The best part of this game is seeing how Clementine develops throughout the series. The relationship between her and Lee was beautiful to see, but now that he’s gone, we only have her. Gone are the days where you’ll think of her as the little girl in the tree house and enter the sharp pre-teen who shoots zombies, saves lives, risks her own and even sews up a massive gash on her arm with nothing but a needle, some alcohol and slightly dirty bandages. It’s remarkable to see such a significant change in a character who was, for the most part, very innocent. And she’s not the only one. You’ll see an entire cast of incredible characters who just add so much to the game – then there’s Sarah (facepalm)…
Pretty much everything you loved and hated about the first season makes a return with some slight improvements. The QTEs are a little bit more elaborate, but not by a mile. Clementine can carry more than one item, though she rarely needs more than one at a time anyway. There aren’t as many puzzles this time round, but there are many more nerve-wrecking incidents and there’s plenty of sneaking around to balance it out. The visuals haven’t changed at all, and if they have changed, it certainly isn’t very noticeable. The war of words is back and better than ever, and seeing how Clem reacts to a situation is quite interesting – she can go from innocent, to bitchy and downright conniving depending on how you shape her.
It’s not all sparkles and glitter though. Many of the issues I had are back. The glitchy cutscenes aren’t as frequent, but they’re there. The framerate drops quite a bit, especially in the later episodes it seems. All the characters do this weird eye-popping thing, like they’re shocked all the time – it’s small but very odd. Their movements are also very lifeless and doll-like, which is something Telltale really needs to look at in the next season. There’s a lot of loading screens and the game pauses every now and then to load, which breaks your momentum, but since the game is good I can let this one go. However, there is one issue that I just can’t let go of. While the voice acting is very good in general, Clementine’s is very bad. Considering that she’s the protagonist of the story, it pains me to hear her speak. The dialogue is great but the speech is terribly stilted. The female computer voice that tells me my train is cancelled sounds better than poor Clemmy. Another thing that was a bit disappointing was the integration of the 400 Day DLC. The only characters that plays an actual role in S2 are Bonnie and Tavia. The other characters make really minor cameo appearances in the game, and make no significant impact whatsoever.

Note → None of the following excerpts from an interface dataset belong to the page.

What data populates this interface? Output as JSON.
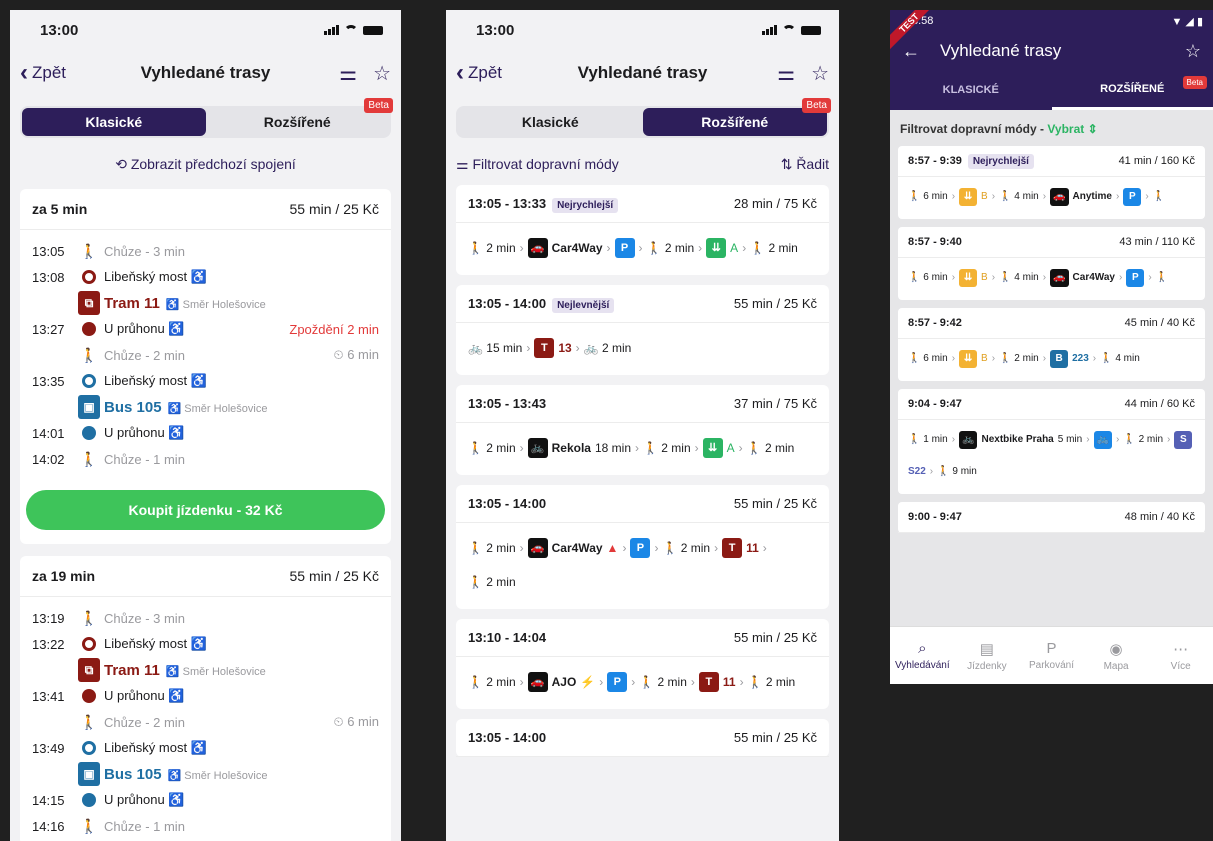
{
  "common": {
    "time": "13:00",
    "back": "Zpět",
    "title": "Vyhledané trasy",
    "tab_classic": "Klasické",
    "tab_extended": "Rozšířené",
    "beta": "Beta",
    "filter_icon": "filter-icon",
    "star_icon": "star-icon"
  },
  "screen1": {
    "prev_link": "Zobrazit předchozí spojení",
    "cards": [
      {
        "head": "za 5 min",
        "summary": "55 min / 25 Kč",
        "rows": [
          {
            "t": "13:05",
            "kind": "walk",
            "text": "Chůze - 3 min"
          },
          {
            "t": "13:08",
            "kind": "stop-open-tram",
            "text": "Libeňský most ♿"
          },
          {
            "t": "",
            "kind": "tram",
            "line": "Tram 11",
            "sub": "Směr Holešovice"
          },
          {
            "t": "13:27",
            "kind": "stop-fill-tram",
            "text": "U průhonu ♿",
            "extra": "Zpoždění 2 min"
          },
          {
            "t": "",
            "kind": "walk",
            "text": "Chůze - 2 min",
            "wait": "6 min"
          },
          {
            "t": "13:35",
            "kind": "stop-open-bus",
            "text": "Libeňský most ♿"
          },
          {
            "t": "",
            "kind": "bus",
            "line": "Bus 105",
            "sub": "Směr Holešovice"
          },
          {
            "t": "14:01",
            "kind": "stop-fill-bus",
            "text": "U průhonu ♿"
          },
          {
            "t": "14:02",
            "kind": "walk",
            "text": "Chůze - 1 min"
          }
        ],
        "buy": "Koupit jízdenku - 32 Kč"
      },
      {
        "head": "za 19 min",
        "summary": "55 min / 25 Kč",
        "rows": [
          {
            "t": "13:19",
            "kind": "walk",
            "text": "Chůze - 3 min"
          },
          {
            "t": "13:22",
            "kind": "stop-open-tram",
            "text": "Libeňský most ♿"
          },
          {
            "t": "",
            "kind": "tram",
            "line": "Tram 11",
            "sub": "Směr Holešovice"
          },
          {
            "t": "13:41",
            "kind": "stop-fill-tram",
            "text": "U průhonu ♿"
          },
          {
            "t": "",
            "kind": "walk",
            "text": "Chůze - 2 min",
            "wait": "6 min"
          },
          {
            "t": "13:49",
            "kind": "stop-open-bus",
            "text": "Libeňský most ♿"
          },
          {
            "t": "",
            "kind": "bus",
            "line": "Bus 105",
            "sub": "Směr Holešovice"
          },
          {
            "t": "14:15",
            "kind": "stop-fill-bus",
            "text": "U průhonu ♿"
          },
          {
            "t": "14:16",
            "kind": "walk",
            "text": "Chůze - 1 min"
          }
        ]
      }
    ]
  },
  "screen2": {
    "filter": "Filtrovat dopravní módy",
    "sort": "Řadit",
    "cards": [
      {
        "time": "13:05 - 13:33",
        "tag": "Nejrychlejší",
        "summary": "28 min / 75 Kč",
        "route": [
          [
            "w",
            "2 min"
          ],
          [
            ">"
          ],
          [
            "chip-black",
            "🚗"
          ],
          [
            "b",
            "Car4Way"
          ],
          [
            ">"
          ],
          [
            "chip-blue",
            "P"
          ],
          [
            ">"
          ],
          [
            "w",
            "2 min"
          ],
          [
            ">"
          ],
          [
            "chip-green",
            "⇊"
          ],
          [
            "g",
            "A"
          ],
          [
            ">"
          ],
          [
            "w",
            "2 min"
          ]
        ]
      },
      {
        "time": "13:05 - 14:00",
        "tag": "Nejlevnější",
        "summary": "55 min / 25 Kč",
        "route": [
          [
            "bike",
            "15 min"
          ],
          [
            ">"
          ],
          [
            "chip-tram",
            "T"
          ],
          [
            "tr",
            "13"
          ],
          [
            ">"
          ],
          [
            "bike",
            "2 min"
          ]
        ]
      },
      {
        "time": "13:05 - 13:43",
        "tag": "",
        "summary": "37 min / 75 Kč",
        "route": [
          [
            "w",
            "2 min"
          ],
          [
            ">"
          ],
          [
            "chip-black",
            "🚲"
          ],
          [
            "b",
            "Rekola"
          ],
          [
            "t",
            "18 min"
          ],
          [
            ">"
          ],
          [
            "w",
            "2 min"
          ],
          [
            ">"
          ],
          [
            "chip-green",
            "⇊"
          ],
          [
            "g",
            "A"
          ],
          [
            ">"
          ],
          [
            "w",
            "2 min"
          ]
        ]
      },
      {
        "time": "13:05 - 14:00",
        "tag": "",
        "summary": "55 min / 25 Kč",
        "route": [
          [
            "w",
            "2 min"
          ],
          [
            ">"
          ],
          [
            "chip-black",
            "🚗"
          ],
          [
            "b",
            "Car4Way"
          ],
          [
            "warn",
            "▲"
          ],
          [
            ">"
          ],
          [
            "chip-blue",
            "P"
          ],
          [
            ">"
          ],
          [
            "w",
            "2 min"
          ],
          [
            ">"
          ],
          [
            "chip-tram",
            "T"
          ],
          [
            "tr",
            "11"
          ],
          [
            ">"
          ],
          [
            "w",
            "2 min"
          ]
        ]
      },
      {
        "time": "13:10 - 14:04",
        "tag": "",
        "summary": "55 min / 25 Kč",
        "route": [
          [
            "w",
            "2 min"
          ],
          [
            ">"
          ],
          [
            "chip-black",
            "🚗"
          ],
          [
            "b",
            "AJO"
          ],
          [
            "bolt",
            "⚡"
          ],
          [
            ">"
          ],
          [
            "chip-blue",
            "P"
          ],
          [
            ">"
          ],
          [
            "w",
            "2 min"
          ],
          [
            ">"
          ],
          [
            "chip-tram",
            "T"
          ],
          [
            "tr",
            "11"
          ],
          [
            ">"
          ],
          [
            "w",
            "2 min"
          ]
        ]
      },
      {
        "time": "13:05 - 14:00",
        "tag": "",
        "summary": "55 min / 25 Kč",
        "route": []
      }
    ]
  },
  "screen3": {
    "status_time": "8:58",
    "test": "TEST",
    "tab_classic": "KLASICKÉ",
    "tab_extended": "ROZŠÍŘENÉ",
    "filter": "Filtrovat dopravní módy -",
    "filter_link": "Vybrat",
    "cards": [
      {
        "time": "8:57 - 9:39",
        "tag": "Nejrychlejší",
        "summary": "41 min / 160 Kč",
        "route": [
          [
            "w",
            "6 min"
          ],
          [
            ">"
          ],
          [
            "chip-orange",
            "⇊"
          ],
          [
            "o",
            "B"
          ],
          [
            ">"
          ],
          [
            "w",
            "4 min"
          ],
          [
            ">"
          ],
          [
            "chip-black",
            "🚗"
          ],
          [
            "b",
            "Anytime"
          ],
          [
            ">"
          ],
          [
            "chip-blue",
            "P"
          ],
          [
            ">"
          ],
          [
            "w",
            ""
          ]
        ]
      },
      {
        "time": "8:57 - 9:40",
        "tag": "",
        "summary": "43 min / 110 Kč",
        "route": [
          [
            "w",
            "6 min"
          ],
          [
            ">"
          ],
          [
            "chip-orange",
            "⇊"
          ],
          [
            "o",
            "B"
          ],
          [
            ">"
          ],
          [
            "w",
            "4 min"
          ],
          [
            ">"
          ],
          [
            "chip-black",
            "🚗"
          ],
          [
            "b",
            "Car4Way"
          ],
          [
            ">"
          ],
          [
            "chip-blue",
            "P"
          ],
          [
            ">"
          ],
          [
            "w",
            ""
          ]
        ]
      },
      {
        "time": "8:57 - 9:42",
        "tag": "",
        "summary": "45 min / 40 Kč",
        "route": [
          [
            "w",
            "6 min"
          ],
          [
            ">"
          ],
          [
            "chip-orange",
            "⇊"
          ],
          [
            "o",
            "B"
          ],
          [
            ">"
          ],
          [
            "w",
            "2 min"
          ],
          [
            ">"
          ],
          [
            "chip-bus",
            "B"
          ],
          [
            "bu",
            "223"
          ],
          [
            ">"
          ],
          [
            "w",
            "4 min"
          ]
        ]
      },
      {
        "time": "9:04 - 9:47",
        "tag": "",
        "summary": "44 min / 60 Kč",
        "route": [
          [
            "w",
            "1 min"
          ],
          [
            ">"
          ],
          [
            "chip-black",
            "🚲"
          ],
          [
            "b",
            "Nextbike Praha"
          ],
          [
            "t",
            "5 min"
          ],
          [
            ">"
          ],
          [
            "chip-blue",
            "🚲"
          ],
          [
            ">"
          ],
          [
            "w",
            "2 min"
          ],
          [
            ">"
          ],
          [
            "chip-s",
            "S"
          ],
          [
            "s",
            "S22"
          ],
          [
            ">"
          ],
          [
            "w",
            "9 min"
          ]
        ]
      },
      {
        "time": "9:00 - 9:47",
        "tag": "",
        "summary": "48 min / 40 Kč",
        "route": []
      }
    ],
    "nav": [
      "Vyhledávání",
      "Jízdenky",
      "Parkování",
      "Mapa",
      "Více"
    ]
  }
}
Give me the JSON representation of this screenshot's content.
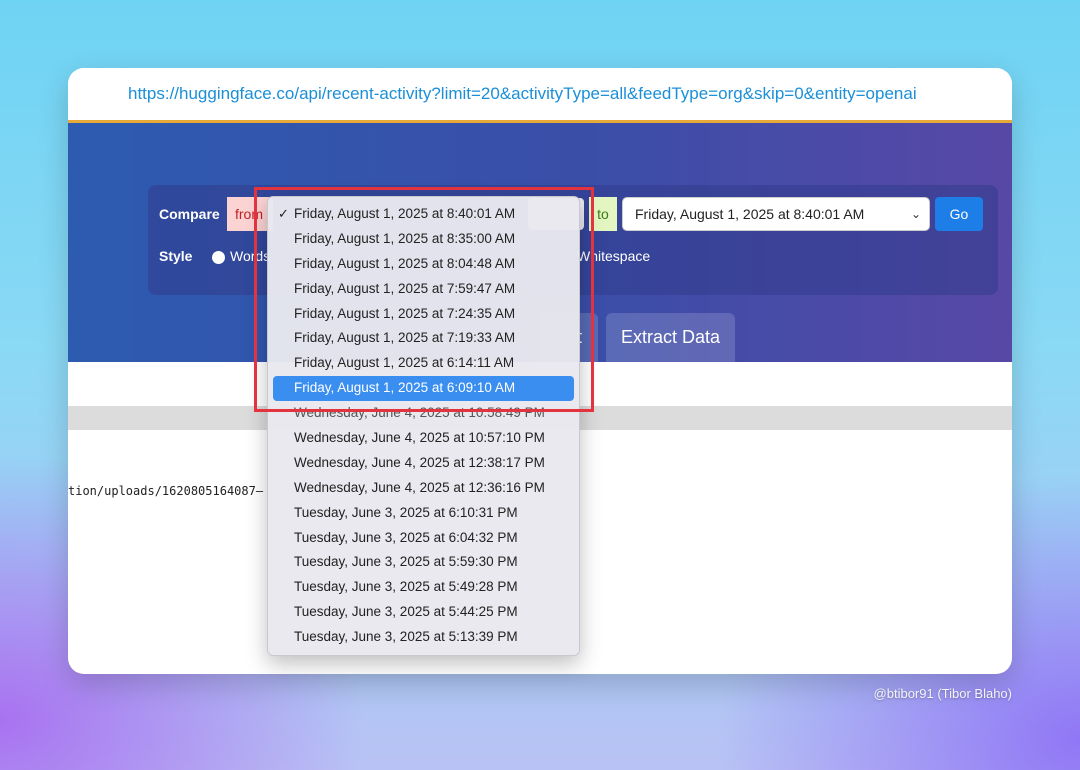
{
  "url": "https://huggingface.co/api/recent-activity?limit=20&activityType=all&feedType=org&skip=0&entity=openai",
  "compare": {
    "label": "Compare",
    "from_label": "from",
    "to_label": "to",
    "to_value": "Friday, August 1, 2025 at 8:40:01 AM",
    "go_label": "Go"
  },
  "style": {
    "label": "Style",
    "words_label": "Words",
    "whitespace_label": "Whitespace"
  },
  "tabs": {
    "partial_label": "t",
    "extract_label": "Extract Data"
  },
  "code_line": "tion/uploads/1620805164087—",
  "dropdown": {
    "check_glyph": "✓",
    "items": [
      "Friday, August 1, 2025 at 8:40:01 AM",
      "Friday, August 1, 2025 at 8:35:00 AM",
      "Friday, August 1, 2025 at 8:04:48 AM",
      "Friday, August 1, 2025 at 7:59:47 AM",
      "Friday, August 1, 2025 at 7:24:35 AM",
      "Friday, August 1, 2025 at 7:19:33 AM",
      "Friday, August 1, 2025 at 6:14:11 AM",
      "Friday, August 1, 2025 at 6:09:10 AM",
      "Wednesday, June 4, 2025 at 10:58:49 PM",
      "Wednesday, June 4, 2025 at 10:57:10 PM",
      "Wednesday, June 4, 2025 at 12:38:17 PM",
      "Wednesday, June 4, 2025 at 12:36:16 PM",
      "Tuesday, June 3, 2025 at 6:10:31 PM",
      "Tuesday, June 3, 2025 at 6:04:32 PM",
      "Tuesday, June 3, 2025 at 5:59:30 PM",
      "Tuesday, June 3, 2025 at 5:49:28 PM",
      "Tuesday, June 3, 2025 at 5:44:25 PM",
      "Tuesday, June 3, 2025 at 5:13:39 PM"
    ]
  },
  "credit": "@btibor91 (Tibor Blaho)",
  "colors": {
    "accent": "#1c7ee6",
    "highlight": "#3a8ef0",
    "annotation": "#e2333f"
  }
}
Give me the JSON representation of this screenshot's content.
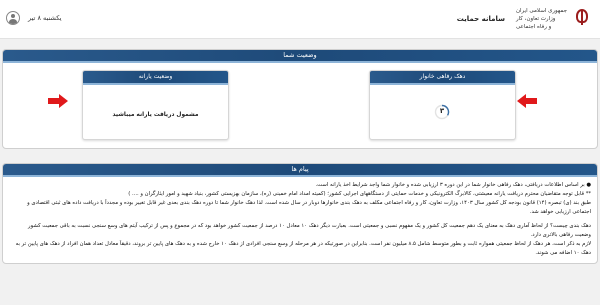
{
  "header": {
    "brand_line_1": "جمهوری اسلامی ایران",
    "brand_line_2": "وزارت تعاون، کار",
    "brand_line_3": "و رفاه اجتماعی",
    "system_name": "سامانه حمایت",
    "date": "یکشنبه ۸ تیر"
  },
  "status_section": {
    "title": "وضعیت شما",
    "subsidy_card": {
      "title": "وضعیت یارانه",
      "status": "مشمول دریافت یارانه میباشید"
    },
    "decile_card": {
      "title": "دهک رفاهی خانوار",
      "decile": "۳"
    }
  },
  "messages_section": {
    "title": "پیام ها",
    "lines": [
      "● بر اساس اطلاعات دریافتی، دهک رفاهی خانوار شما در این دوره ۳ ارزیابی شده و خانوار شما واجد شرایط اخذ یارانه است.",
      "** قابل توجه متقاضیان محترم دریافت یارانه معیشتی، کالابرگ الکترونیکی و خدمات حمایتی از دستگاههای اجرایی کشور؛ (کمیته امداد امام خمینی (ره)، سازمان بهزیستی کشور، بنیاد شهید و امور ایثارگران و .... )",
      "طبق بند (ی) تبصره (۱۴) قانون بودجه کل کشور سال ۱۴۰۳، وزارت تعاون، کار و رفاه اجتماعی مکلف به دهک بندی خانوارها دوبار در سال شده است. لذا دهک خانوار شما تا دوره دهک بندی بعدی غیر قابل تغییر بوده و مجدداً با دریافت داده های ثبتی اقتصادی و",
      "اجتماعی ارزیابی خواهد شد.",
      "دهک بندی چیست؟ از لحاظ آماری دهک به معنای یک دهم جمعیت کل کشور و یک مفهوم نسبی و جمعیتی است. بعبارت دیگر دهک ۱۰ معادل ۱۰ درصد از جمعیت کشور خواهد بود که در مجموع و پس از ترکیب آیتم های وسع سنجی نسبت به باقی جمعیت کشور",
      "وضعیت رفاهی بالاتری دارد.",
      "لازم به ذکر است، هر دهک از لحاظ جمعیتی همواره ثابت و بطور متوسط شامل ۸.۵ میلیون نفر است. بنابراین در صورتیکه در هر مرحله از وسع سنجی افرادی از دهک ۱۰ خارج شده و به دهک های پایین تر بروند، دقیقاً معادل تعداد همان افراد از دهک های پایین تر به",
      "دهک ۱۰ اضافه می شوند."
    ]
  },
  "colors": {
    "header_blue": "#23568a",
    "arrow_red": "#e0191b"
  }
}
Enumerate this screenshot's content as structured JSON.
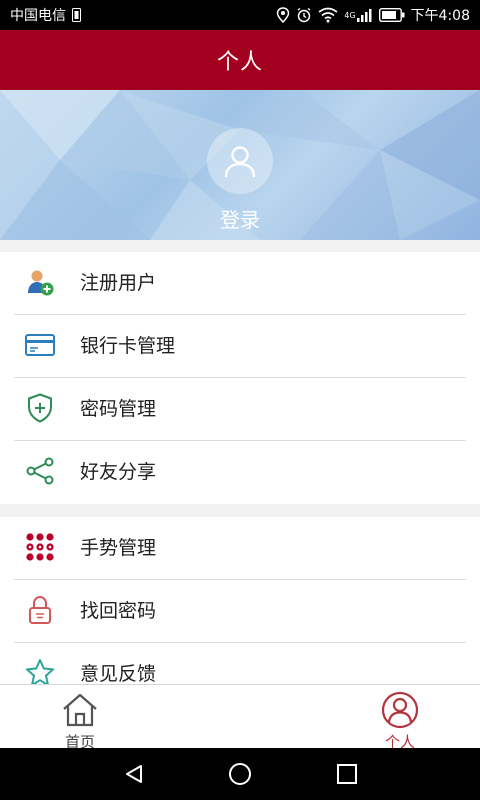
{
  "status_bar": {
    "carrier": "中国电信",
    "network": "4G",
    "time": "下午4:08"
  },
  "header": {
    "title": "个人"
  },
  "profile": {
    "login_label": "登录"
  },
  "menu_group_1": [
    {
      "label": "注册用户",
      "icon": "add-user-icon"
    },
    {
      "label": "银行卡管理",
      "icon": "bank-card-icon"
    },
    {
      "label": "密码管理",
      "icon": "shield-icon"
    },
    {
      "label": "好友分享",
      "icon": "share-icon"
    }
  ],
  "menu_group_2": [
    {
      "label": "手势管理",
      "icon": "gesture-grid-icon"
    },
    {
      "label": "找回密码",
      "icon": "lock-icon"
    },
    {
      "label": "意见反馈",
      "icon": "star-icon"
    }
  ],
  "tabbar": {
    "home_label": "首页",
    "profile_label": "个人"
  },
  "colors": {
    "header": "#a3001f",
    "active_tab": "#b3353d",
    "accent_green": "#2e8b57"
  }
}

Having said that, watching what unfolds over the five episodes (which you no longer have to wait for) is gut-wrenching. Each episode has at least one gasp scene and it’s usually something you won’t expect. There’s a fair amount of surprises for those who’ve played the first season, including the return of an former group member who was thought to be dead – I never liked this person in the first season so I was equally shocked and annoyed. Altogether you’re looking at a stellar second season that can stand on its own. It’s not as emotional as the first season, but it takes a deeper look into what it’s like to be a young girl fighting for her own survival. It doesn’t end with a shocker of a cliffhanger, but what does happen will nag on your mind until season three is released.